Alfred Jacob Miller’s Art and the Historical Record

When artist Alfred Jacob Miller, as a member of the American Fur Company caravan, reached the 1837 Green River valley rendezvous he became the only Euro-American artist to meet and draw the mountain men during the Rocky Mountain fur trade era. His art work provides the only known images of the mountain men’s dress and equipment. From a historical accuracy perspective a comparison of the clothing items and styles depicted in one of Miller’s paintings with the AMFC records of actual clothing purchases by mountain men may be edifying.

From 1829 to 1841 the Upper Missouri Outfit of the American Fur Company used the company’s St. Louis based Retail Store to outfit its Rocky Mountain expeditions. Referred to in the invoices as “made up works”, meaning locally produced, this store’s inventory included both cloth and buckskin ready-made clothing items.

The Retail Store records also show a majority of the men employed as trappers and hunters during these 12 years purchased “ready-made” buckskin hunting coats, buckskin “pantaloons”, and calico, linen or flannel shirts. The term “pantaloons” during this time period referred to a style of men’s pants which fit tight through the lower leg and were held in place by a “stirrup strap” around the arch of each foot.
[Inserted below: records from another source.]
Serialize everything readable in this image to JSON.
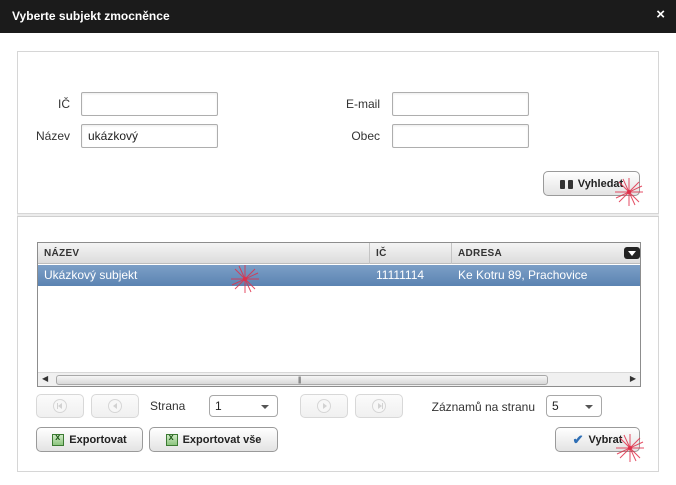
{
  "dialog": {
    "title": "Vyberte subjekt zmocněnce",
    "close_glyph": "×"
  },
  "search": {
    "ic_label": "IČ",
    "ic_value": "",
    "name_label": "Název",
    "name_value": "ukázkový",
    "email_label": "E-mail",
    "email_value": "",
    "city_label": "Obec",
    "city_value": "",
    "search_button": "Vyhledat"
  },
  "grid": {
    "columns": [
      "NÁZEV",
      "IČ",
      "ADRESA"
    ],
    "rows": [
      {
        "name": "Ukázkový subjekt",
        "ic": "11111114",
        "address": "Ke Kotru 89, Prachovice",
        "selected": true
      }
    ],
    "scroll_grip": "|||"
  },
  "pager": {
    "page_label": "Strana",
    "page_value": "1",
    "page_size_label": "Záznamů na stranu",
    "page_size_value": "5"
  },
  "actions": {
    "export_label": "Exportovat",
    "export_all_label": "Exportovat vše",
    "select_label": "Vybrat"
  },
  "icons": {
    "search_button": "binoculars-icon",
    "export": "excel-icon",
    "select": "checkmark-icon",
    "highlight": "cursor-highlight-spark"
  },
  "colors": {
    "titlebar": "#1b1b1b",
    "selected_row": "#5b83b2",
    "spark": "#e0304a"
  }
}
Miller’s ca. 1858-1860 watercolor titled “Trappers” (CR# 288A) depicts two trappers relaxing under a tree. While the central figure is shown wearing a rather curious styled feathered head wrap or hood, his calico print shirt, fringed buckskin hunting coat and fringed buckskinned leg wear are consistent with the trapper clothing style shown in many of Miller’s other works. The image of the sitting trapper’s lower left leg presents the contour of a tightly fitted garment and a stirrup strap in the arch of the left foot is also visible. These tailoring details indicate that “pantaloons” styled buckskin leg ware are illustrated in this watercolor. Combining this garment with a cloth shirt and buckskin coat completes this rendition of trapper dress.  In this case Miller’s illustration coincides exactly with the documented clothing style and materials preferred by American Fur Company trappers during the rendezvous era.